You can let your editor take some liberties. For instance, if there’s a lot of live footage, they can use it as they see fit to break up scenes. As long as this doesn’t disrupt the plot of the video, you shouldn’t have much to worry about.
Get Props and Costuming Together
Your scenes will require different props and costumes and it’s easy to forget about this in all the excitement. But if you overlook something, you may be in for an unpleasant surprise when you’re ready to shoot.
Go through each scene in your mind thinking of exactly how they are going to be carried out and what is required to carry them out. This will ensure that you don’t forget anything when it comes to props, locations and getting the footage you need for your video.
Here are a few other random notes to think about.
For one, when someone is watching a video, ten seconds can seem like forever. Make sure you have enough footage to provide lots of interest. See to it that your editor is aware of this and encourage him or her to keep things moving.
Another thing to note is that it’s really easy to look bored in front of the camera. You may not even realize it, but if you let your expression drop, you will look like you just don’t want to be there.
A good way to keep yourself from looking bored is to smile throughout your video. If this doesn’t work because you are far too serious of an artiste, think of making evil faces, angry faces or using other expressions that will keep you from appearing like you are out of it. Encourage everyone in the video to do the same.
Promote Your Video
Now that you’ve spent a bunch of time and money on your video, you want as many people to see it as possible. Here are some tips for getting it out there.
Plan a Release Date
Once you have an idea of when the video will be ready, plan a release date. Then build excitement around the release.
Tease people by showing them snippets of the video that can be posted on social media sites like Instagram and Facebook and more.

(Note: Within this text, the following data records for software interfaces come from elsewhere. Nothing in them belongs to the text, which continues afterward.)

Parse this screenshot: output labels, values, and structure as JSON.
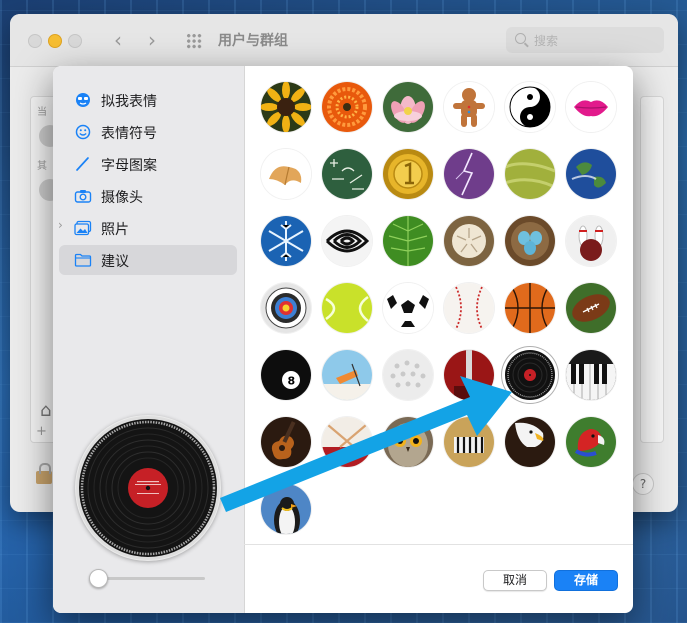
{
  "window": {
    "title": "用户与群组",
    "search_placeholder": "搜索",
    "side_labels": [
      "当",
      "其"
    ],
    "help_label": "?",
    "home_icon": "house-icon",
    "add_label": "+"
  },
  "sidebar": {
    "items": [
      {
        "label": "拟我表情",
        "icon": "memoji-icon"
      },
      {
        "label": "表情符号",
        "icon": "emoji-smiley-icon"
      },
      {
        "label": "字母图案",
        "icon": "pencil-icon"
      },
      {
        "label": "摄像头",
        "icon": "camera-icon"
      },
      {
        "label": "照片",
        "icon": "photos-icon",
        "expandable": true
      },
      {
        "label": "建议",
        "icon": "folder-icon",
        "selected": true
      }
    ]
  },
  "pictures": [
    "sunflower",
    "dahlia",
    "lotus",
    "gingerbread-man",
    "yin-yang",
    "lips",
    "fortune-cookie",
    "chalkboard",
    "gold-medal",
    "lightning",
    "sand",
    "earth",
    "snowflake",
    "zebra-pattern",
    "leaf",
    "sand-dollar",
    "eggs-nest",
    "bowling",
    "target",
    "tennis-ball",
    "soccer-ball",
    "baseball",
    "basketball",
    "football",
    "eight-ball",
    "drink",
    "golf-ball",
    "guitar-amp",
    "vinyl-record",
    "piano-keys",
    "guitar",
    "drum",
    "owl",
    "zebra",
    "eagle",
    "parrot",
    "penguin"
  ],
  "selected_picture": "vinyl-record",
  "preview": {
    "picture": "vinyl-record",
    "zoom": 0
  },
  "footer": {
    "cancel_label": "取消",
    "save_label": "存储"
  },
  "colors": {
    "accent": "#1a82f6",
    "annotation_arrow": "#13a3e6"
  }
}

You can also plan a video release party. You can book a gig and see if the club owner will let you use a screen or TV so you can show everyone your video before you play.

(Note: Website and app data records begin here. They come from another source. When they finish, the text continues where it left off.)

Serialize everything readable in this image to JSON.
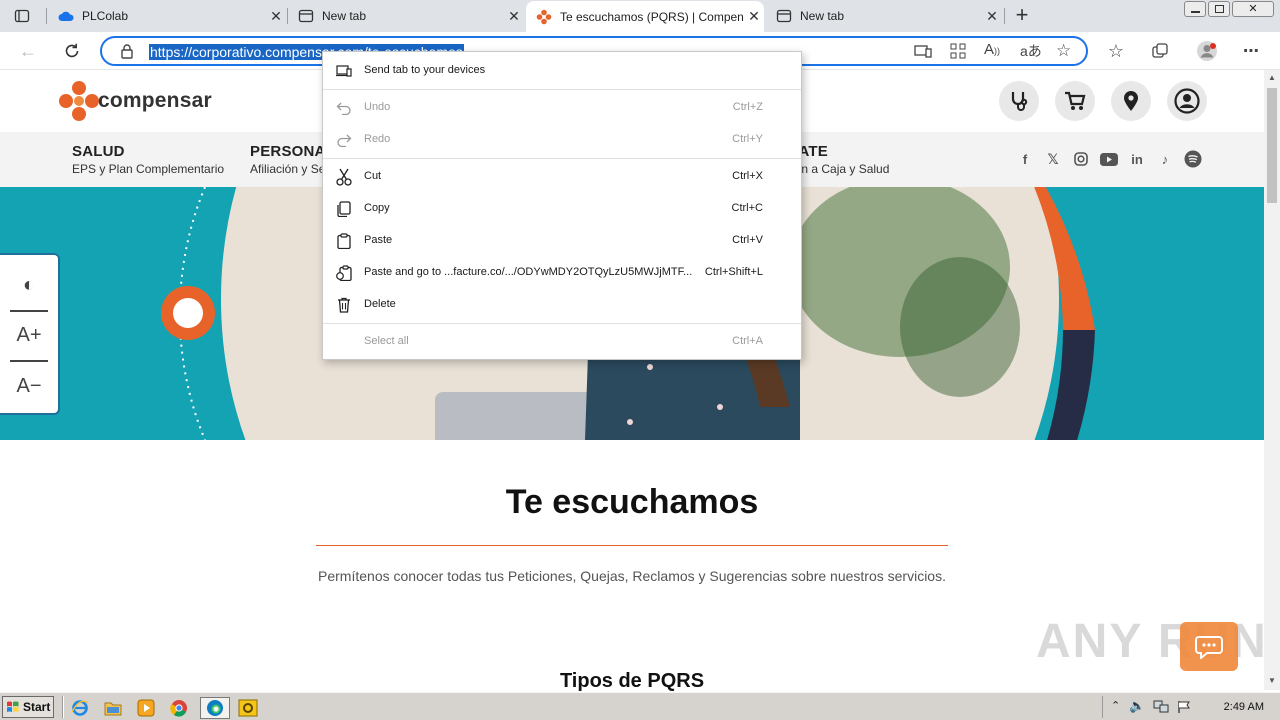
{
  "browser": {
    "tabs": [
      {
        "title": "PLColab",
        "active": false
      },
      {
        "title": "New tab",
        "active": false
      },
      {
        "title": "Te escuchamos (PQRS) | Compensar",
        "active": true
      },
      {
        "title": "New tab",
        "active": false
      }
    ],
    "new_tab_symbol": "+",
    "address": "https://corporativo.compensar.com/te-escuchamos"
  },
  "context_menu": {
    "items": [
      {
        "label": "Send tab to your devices",
        "shortcut": "",
        "icon": "devices-icon",
        "disabled": false
      },
      {
        "label": "Undo",
        "shortcut": "Ctrl+Z",
        "icon": "undo-icon",
        "disabled": true
      },
      {
        "label": "Redo",
        "shortcut": "Ctrl+Y",
        "icon": "redo-icon",
        "disabled": true
      },
      {
        "label": "Cut",
        "shortcut": "Ctrl+X",
        "icon": "scissors-icon",
        "disabled": false
      },
      {
        "label": "Copy",
        "shortcut": "Ctrl+C",
        "icon": "copy-icon",
        "disabled": false
      },
      {
        "label": "Paste",
        "shortcut": "Ctrl+V",
        "icon": "paste-icon",
        "disabled": false
      },
      {
        "label": "Paste and go to ...facture.co/.../ODYwMDY2OTQyLzU5MWJjMTF...",
        "shortcut": "Ctrl+Shift+L",
        "icon": "paste-go-icon",
        "disabled": false
      },
      {
        "label": "Delete",
        "shortcut": "",
        "icon": "trash-icon",
        "disabled": false
      },
      {
        "label": "Select all",
        "shortcut": "Ctrl+A",
        "icon": "",
        "disabled": true
      }
    ]
  },
  "site": {
    "logo_text": "compensar",
    "brand_color": "#e8632a",
    "nav": [
      {
        "main": "SALUD",
        "sub": "EPS y Plan Complementario"
      },
      {
        "main": "PERSONAS",
        "sub": "Afiliación y Servicios"
      },
      {
        "main": "AFÍLIATE",
        "sub": "Afiliación a Caja y Salud"
      }
    ],
    "accessibility": {
      "contrast": "◐",
      "increase": "A+",
      "decrease": "A−"
    },
    "title": "Te escuchamos",
    "description": "Permítenos conocer todas tus Peticiones, Quejas, Reclamos y Sugerencias sobre nuestros servicios.",
    "section_heading": "Tipos de PQRS"
  },
  "watermark": "ANY RUN",
  "taskbar": {
    "start_label": "Start",
    "clock": "2:49 AM"
  }
}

Alternately, you can make it more about the video by renting a space for the showing. This can be an exclusive, upscale event where you serve people appetizers and beverages. You may also want your band to perform a set to make the night more exciting.
Make fliers that you can post on social media advertising the video release so people will be looking out for it when the big day rolls around.

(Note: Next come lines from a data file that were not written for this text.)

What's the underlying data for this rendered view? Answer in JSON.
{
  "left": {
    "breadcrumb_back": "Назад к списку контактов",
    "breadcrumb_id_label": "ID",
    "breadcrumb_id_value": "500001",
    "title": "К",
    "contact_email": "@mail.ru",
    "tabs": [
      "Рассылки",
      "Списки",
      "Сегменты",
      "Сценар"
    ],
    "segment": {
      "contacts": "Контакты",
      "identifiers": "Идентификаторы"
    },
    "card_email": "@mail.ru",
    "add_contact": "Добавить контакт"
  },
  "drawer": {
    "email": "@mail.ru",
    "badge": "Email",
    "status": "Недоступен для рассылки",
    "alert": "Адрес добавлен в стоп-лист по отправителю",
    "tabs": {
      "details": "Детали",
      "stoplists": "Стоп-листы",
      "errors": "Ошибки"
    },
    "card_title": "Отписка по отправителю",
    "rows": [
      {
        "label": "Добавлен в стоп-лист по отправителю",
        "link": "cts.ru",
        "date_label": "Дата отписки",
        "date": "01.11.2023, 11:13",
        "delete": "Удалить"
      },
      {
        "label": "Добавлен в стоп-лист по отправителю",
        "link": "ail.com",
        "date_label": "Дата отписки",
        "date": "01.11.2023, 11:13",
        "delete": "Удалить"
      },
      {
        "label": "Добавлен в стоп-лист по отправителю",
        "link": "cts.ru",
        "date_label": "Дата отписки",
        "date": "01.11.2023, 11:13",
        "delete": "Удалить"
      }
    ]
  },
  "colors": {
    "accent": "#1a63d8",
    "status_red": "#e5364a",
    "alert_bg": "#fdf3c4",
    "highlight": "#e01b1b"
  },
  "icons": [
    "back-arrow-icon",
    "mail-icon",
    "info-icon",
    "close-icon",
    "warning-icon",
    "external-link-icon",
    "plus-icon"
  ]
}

Put it on the Right Channels
There are several social media sites where you can post videos. YouTube and Vimeo are chief among them, but there are other platforms that are great for posting videos including the following:
Of course, not all of these are right for every band. Think of the platforms that work best for you and do your best to get your video out there.
Keep in mind that different platforms have different requirements concerning the size and length of the video being posted. You might not have to adhere to their exact specifications to post, but doing so will ensure your video looks great on a variety of devices and gets maximum engagement.
Use the Right Thumbnails
Sites like YouTube will let you create a thumbnail of your video. An exciting looking thumbnail will make people want to learn more about the video, so they are more likely to watch. Scan your video carefully to find scenes that make people ask… WTF? The use those as your thumbnail.
Certain platforms will give you tools that will help you optimize your video so it’s more likely to show up on search pages when people type in relevant terms.
YouTube, for example, gives you the option of adding tags and meta descriptions that will increase your online visibility.
Instagram gives you the option of adding hashtags. That means, your video will show up in the feeds of people that follow those hashtags getting you more views.
A video is a great way to promote a band. But a video that’s fun, engaging and looks great will get your band even more attention.
The tips in this article will help you create a video that is sure to get you noticed. What concepts will you be coming up with to push your music forward?